At the time, it was widely believed that when society saw the horrors and costs of modern warfare, no nation would ever again be tempted to fight, and led to the conflict being described as The War To End All Wars. Sadly, of course, it wasn’t; in fact, there have been more than 150 wars in the 90 years since the Armistice was signed.
If you visit Sarajevo, you’ll have a hard time locating the place where it all started. The spot where Franz Ferdinand was shot is marked by a small bronze plaque set in the pavement. If you don’t search closely, you could easily miss the obscure memorial.
In contrast, the memory of WWI’s fallen troops is preserved by countless monuments and markers, including this one, which stands on Brooklyn’s Van Brunt Street outside post No. 5195 of the Veterans of Foreign Wars of the United States.
On the base of the statue is a plaque that says, “Red Hook Memorial Doughboy.

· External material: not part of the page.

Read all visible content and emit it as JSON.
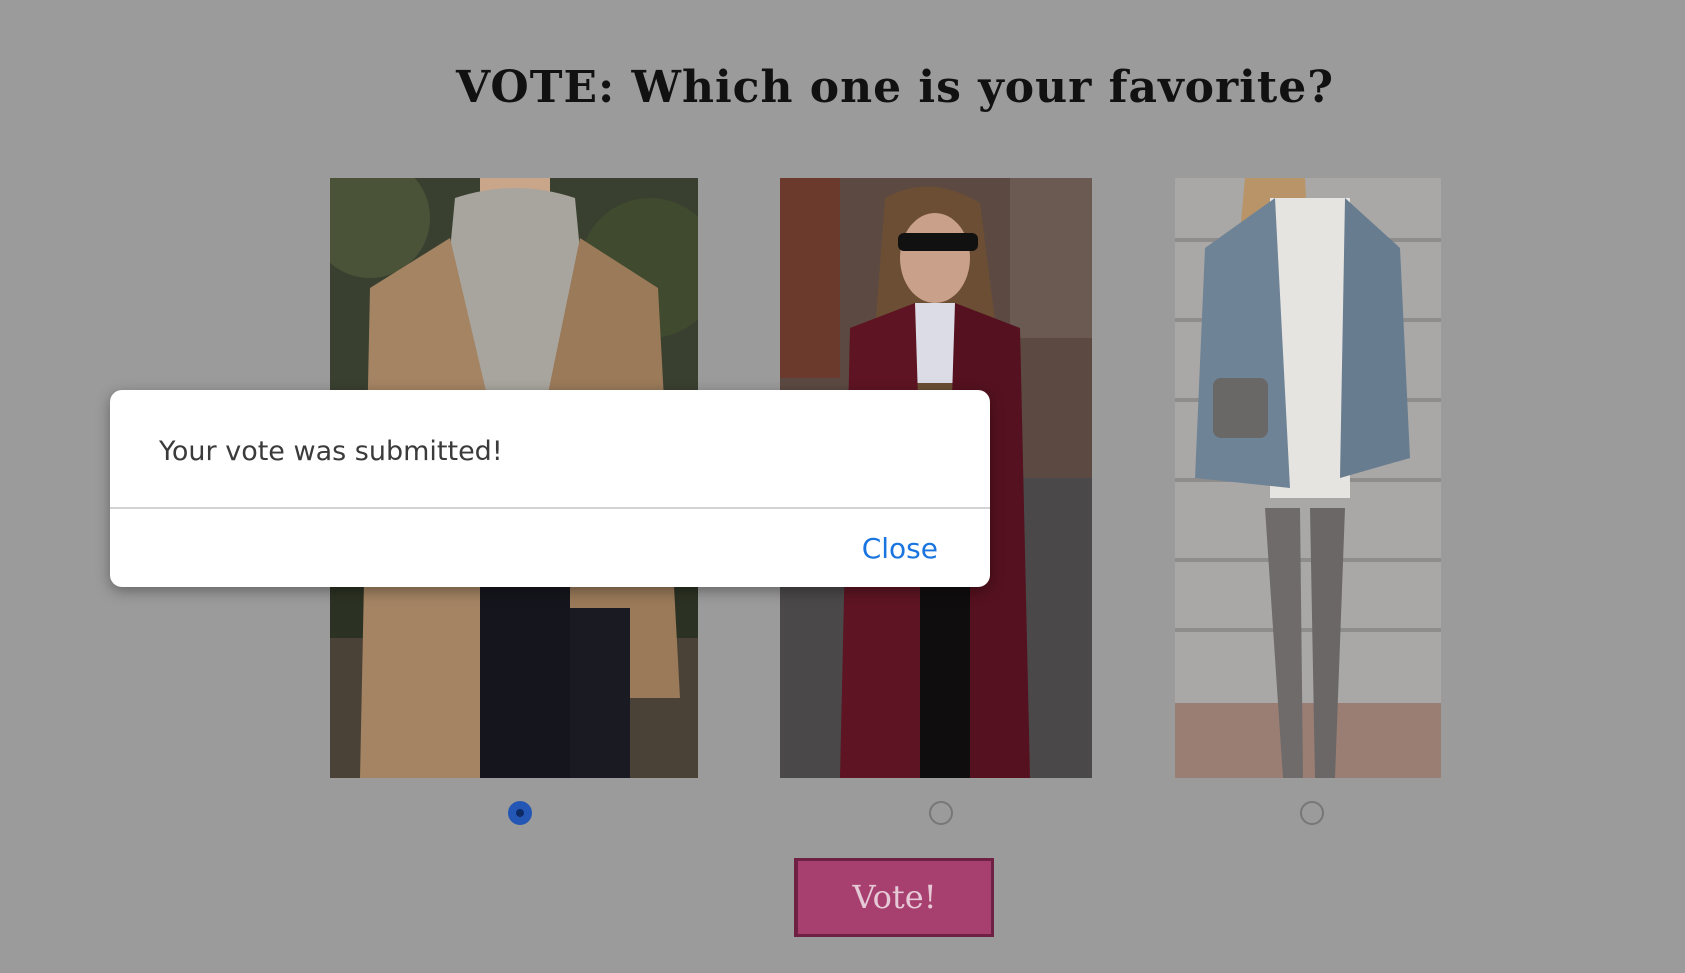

Erected in honor of those men and women of the Third Assembly District who served in the World War and in remembrance of those of their number who lost their lives and whose names ware here inscribed.”
Below the bronze plaque is a list of more than 90 names; schoolmates, friends and neighbors, all lost from a small, working class area in a remote corner of Brooklyn.
Chances are, no one alive today remembers those boys. Their parents, sweethearts, wives and children — those who were touched by their lives and deaths — may have vanished into the mists of time, but today, on the 90th anniversary of the end of “The War to End All Wars,” we should all pause and remember.